The ancient Greek civilization is one of the most renowned and influential civilizations in human history. It was a civilization that flourished during the 8th century BCE to the 6th century CE.
The Greeks were known for their achievements in various fields such as philosophy, mathematics, literature, art, and architecture. However, one of the most significant factors that contributed to the development of this civilization was its proximity to the Mediterranean Sea.
The Mediterranean Sea, also known as the “Middle Sea,” is a large body of water that connects three continents – Europe, Asia, and Africa. It played a vital role in shaping the ancient Greek civilization due to its strategic location and abundant resources. The Greeks were skilled seafarers who relied heavily on maritime trade for their economic growth and development.
The Mediterranean Sea was a hub for trade routes that linked Greece with other parts of the world. The Greeks traded goods such as olive oil, wine, pottery, and textiles for metals such as copper and tin from Cyprus and Spain.
They also traded with Egypt for papyrus and grain. This trade brought wealth to Greece, which allowed them to develop their cities and patronize arts.
The Mediterranean Sea was not only essential for economic purposes but also played a crucial role in shaping Greek culture. The sea provided access to other cultures through trade routes which allowed them to exchange ideas with other civilizations such as Egypt and Persia. This exchange of ideas led to advancements in fields such as mathematics, astronomy, philosophy, medicine.
The Mediterranean Sea also provided strategic advantages during times of war. Due to its location between Europe and Asia Minor (modern-day Turkey), it acted as a natural barrier against invasion from foreign powers like Persia.
Apart from these factors mentioned above, Greece’s geographical location made it easier for the Greeks to establish colonies around the Mediterranean. The Greeks founded colonies in southern Italy, Sicily, and the Black Sea region. These colonies helped spread Greek culture and ideas throughout the Mediterranean.
In conclusion, the Mediterranean Sea played a significant role in shaping the ancient Greek civilization. It was an essential factor in their economic growth, cultural development, and military strategy.
The sea provided access to other cultures through trade routes, which allowed them to exchange ideas with other civilizations and led to advancements in various fields.
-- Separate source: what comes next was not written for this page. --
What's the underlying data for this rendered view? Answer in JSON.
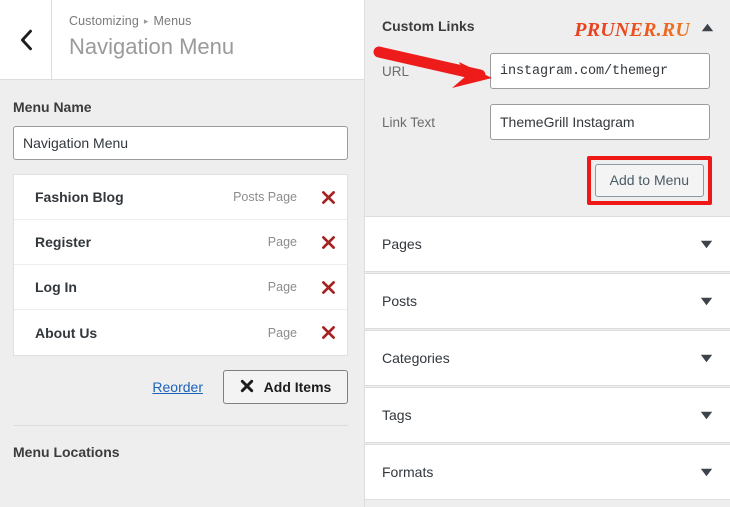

Greece’s proximity to this vast body of water also made it easier for them to establish colonies around the Mediterranean, which helped spread their culture and ideas.